At the European Union Contest for Young Scientists in Brussels, Belgium, George got to share his research with jury member scientists from throughout Europe like Professor Milan Macek Jr. MD, DSc, the chairman of the largest academic medical/molecular genetics institution in the Czech Republic and, among other titles, the Vice President of the European Society of Human Genetics. (photo provided by George Cheng)

As extensive as his awards are, George places little value in the accolades he’s garnered. Most cherished, he says, are the opportunities that each competition has provided him to move his research forward.

“At the competitions and science fairs, people say, ‘Maybe you should try this,’ or ‘Maybe you should test that.’ And every single time I return home, I take out my notebook and I write down all their comments and I use them to try to improve my project,” George says. “Over time, this has allowed my project to evolve from something that was very simple to something that might actually one day be used by millions of people around the world.”

George hopes to deliver that relief himself as a biotech entrepreneur; already he has filed a provisional patent on DiaMiR, the anti-diabetes patch. The prototype glucose-monitoring watch he created remains part of his future plans as well. For his mother, they’re reminders of a son’s love.

“When I first explained all the scientific stuff to my mom about the watch and the research I’ve done, she didn’t really understand, but she was still moved to tears,” George says. “She probably never expected a son who played a lot of video games all day to one day flip a switch and tackle this problem. I think she was really proud.”

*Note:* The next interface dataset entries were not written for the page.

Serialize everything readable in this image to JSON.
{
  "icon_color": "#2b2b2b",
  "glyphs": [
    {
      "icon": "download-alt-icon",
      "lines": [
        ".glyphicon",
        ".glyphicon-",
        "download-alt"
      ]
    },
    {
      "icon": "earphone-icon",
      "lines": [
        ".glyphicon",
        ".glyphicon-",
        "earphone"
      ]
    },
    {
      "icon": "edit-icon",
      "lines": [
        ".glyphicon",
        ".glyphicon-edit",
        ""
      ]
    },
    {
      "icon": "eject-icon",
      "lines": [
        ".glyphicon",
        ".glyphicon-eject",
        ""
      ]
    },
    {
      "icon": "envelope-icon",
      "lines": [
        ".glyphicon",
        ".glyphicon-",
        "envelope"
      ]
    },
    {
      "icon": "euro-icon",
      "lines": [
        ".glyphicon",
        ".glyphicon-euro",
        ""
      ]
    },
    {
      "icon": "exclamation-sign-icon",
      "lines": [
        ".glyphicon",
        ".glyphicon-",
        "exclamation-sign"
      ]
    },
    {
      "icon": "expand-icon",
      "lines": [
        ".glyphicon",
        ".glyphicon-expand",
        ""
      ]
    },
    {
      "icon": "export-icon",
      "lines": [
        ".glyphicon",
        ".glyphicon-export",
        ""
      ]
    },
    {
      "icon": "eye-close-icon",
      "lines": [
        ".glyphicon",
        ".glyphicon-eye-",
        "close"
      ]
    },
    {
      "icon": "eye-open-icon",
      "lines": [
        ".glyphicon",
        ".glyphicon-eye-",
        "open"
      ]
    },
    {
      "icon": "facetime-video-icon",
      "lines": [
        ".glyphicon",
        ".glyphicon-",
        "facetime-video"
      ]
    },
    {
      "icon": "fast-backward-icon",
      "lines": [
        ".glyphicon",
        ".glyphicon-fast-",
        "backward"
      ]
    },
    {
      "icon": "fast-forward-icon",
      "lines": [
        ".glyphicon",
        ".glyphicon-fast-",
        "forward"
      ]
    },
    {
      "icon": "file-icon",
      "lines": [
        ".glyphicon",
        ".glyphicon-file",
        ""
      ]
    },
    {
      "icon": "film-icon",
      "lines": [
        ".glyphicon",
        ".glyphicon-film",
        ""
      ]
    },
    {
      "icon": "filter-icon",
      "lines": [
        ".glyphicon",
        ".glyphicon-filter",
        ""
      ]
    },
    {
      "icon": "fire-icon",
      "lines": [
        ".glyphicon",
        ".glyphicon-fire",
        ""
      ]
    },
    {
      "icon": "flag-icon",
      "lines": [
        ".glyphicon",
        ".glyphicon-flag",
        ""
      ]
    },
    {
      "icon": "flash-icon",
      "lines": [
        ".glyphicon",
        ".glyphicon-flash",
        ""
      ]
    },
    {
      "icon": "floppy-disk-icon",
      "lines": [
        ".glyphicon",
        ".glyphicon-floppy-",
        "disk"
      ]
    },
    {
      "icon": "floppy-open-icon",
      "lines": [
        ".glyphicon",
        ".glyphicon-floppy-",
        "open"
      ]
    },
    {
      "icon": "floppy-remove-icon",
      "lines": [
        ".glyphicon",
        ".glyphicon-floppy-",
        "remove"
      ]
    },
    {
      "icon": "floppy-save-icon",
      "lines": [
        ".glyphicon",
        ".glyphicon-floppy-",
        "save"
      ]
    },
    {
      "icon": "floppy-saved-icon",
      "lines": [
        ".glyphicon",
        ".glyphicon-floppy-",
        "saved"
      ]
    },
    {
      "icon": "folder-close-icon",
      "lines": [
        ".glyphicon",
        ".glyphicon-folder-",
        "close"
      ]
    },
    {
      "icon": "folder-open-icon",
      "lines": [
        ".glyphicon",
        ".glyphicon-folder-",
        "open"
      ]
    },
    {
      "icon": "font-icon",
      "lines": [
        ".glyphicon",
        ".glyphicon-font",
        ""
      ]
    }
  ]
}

George feels an equivalent sense of gratitude for what NCSSM-Durham has allowed him. “I always tell my parents that everyone here is incredible,” he says. “No matter what I’ve been interested in, I’ve always had a very strong support system of staff and students there to back me up, and to help me through my different classes. NCSSM has provided me with so many different opportunities, and I’m very appreciative of the staff environment, and the creative freedom that I’ve had here.”